Major price cuts to Tesla models have led to certain models of the ultra-popular electric vehicles (EVs) functionally not being priced like a luxury vehicle. In addition, months of successive price cuts — including cuts in the spring of 2023, cuts in September to the Model X SUV and Model S sedan, and now October price drops for Tesla’s Model 3 sedan and Model Y — have ensured that all four Tesla models are now cheaper than they were at the start of the year.
Most significantly for buyers, the sticker price of the Model 3 has been reduced by $1,250, giving it a base price of $38,990. The Model Y’s cost is down $2,000 to a base price of $43,990. These price cuts make these two models cheaper than the average cost of a new vehicle in the U.S., which sits at around $48,000, per a recent report by Bloomberg Green. (Yeah, cars are too expensive.)
Additionally, the Model X started 2023 at $120,990; now it retails at $79,990, as of September. The model S has also dropped nearly $30,000 in price, retailing at $74,990.
Besides making the Tesla Model Y and 3 way more affordable for the average buyer, these prices have affected the EV market in several major ways, Cox Automotive reports.

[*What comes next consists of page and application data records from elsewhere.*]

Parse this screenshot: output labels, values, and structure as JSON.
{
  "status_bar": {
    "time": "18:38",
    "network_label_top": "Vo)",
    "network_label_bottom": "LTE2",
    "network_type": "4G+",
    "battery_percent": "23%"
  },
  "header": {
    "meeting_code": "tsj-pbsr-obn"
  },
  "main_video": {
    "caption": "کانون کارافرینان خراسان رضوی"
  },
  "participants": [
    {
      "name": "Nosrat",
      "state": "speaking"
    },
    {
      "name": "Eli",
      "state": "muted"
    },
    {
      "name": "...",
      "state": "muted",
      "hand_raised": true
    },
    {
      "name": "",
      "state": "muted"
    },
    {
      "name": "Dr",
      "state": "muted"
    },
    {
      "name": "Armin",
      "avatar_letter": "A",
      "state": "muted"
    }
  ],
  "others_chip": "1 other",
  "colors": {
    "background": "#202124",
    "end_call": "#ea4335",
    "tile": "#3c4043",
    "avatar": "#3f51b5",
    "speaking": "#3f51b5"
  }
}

Tesla price cuts have led to the average retail price of a luxury vehicle going down in 2023.
“Compared to September 2022, Tesla transaction prices are down 24.7%; Tesla Model 3 prices are down more than 26% year over year to $41,484, well below the average luxury car price,” according to Cox Automotive. “Tesla’s average transaction prices are now lower than Acura, Lexus, Infiniti and Volvo.” (The average price of a luxury vehicle was down 6.2% year over year, to just about $62,000.)
In addition, the reduced sticker price for Tesla’s popular models has skewed the average cost of an EV in general, taking the average from $65,000 a year ago to $50,683 today.
But why the aggressive price cuts? Bloomberg reports that Tesla is attempting to meet a lofty goal: selling 1.8 million units in 2023 — a year when rises in both interest rates and inflation tightened Americans’ pocketbooks.
The overall market might be a tough situation for auto-makers. But it’s not exactly bad for consumers, especially amid high-interest rates. Plus, there’s more good news on the horizon for those in the market for an EV: Beginning in January, the federal tax credit of $7,500 for first-time EV buyers will be available immediately at the point of purchase instead of needing to wait for the benefit to be unlocked at tax time. This new change will allow dealers to offer this financial benefit in cash or as a down payment on the vehicle.
The existing requirements to qualify for the EV tax credit will still apply, including battery and mineral component requirements, an income cap, and vehicle price limits. Most Tesla models now qualify for the EV tax credit.
Some states offer added incentives, making EVs more affordable for middle-income drivers. For example, the Colorado Energy Office's program provides rebates to qualifying buyers of up to $6,000 for eligible participants who exchange an old or high-emitting gas car for an EV.
For full details on which vehicles quality or don’t qualify for the EV tax credit, visit fueleconomy.gov.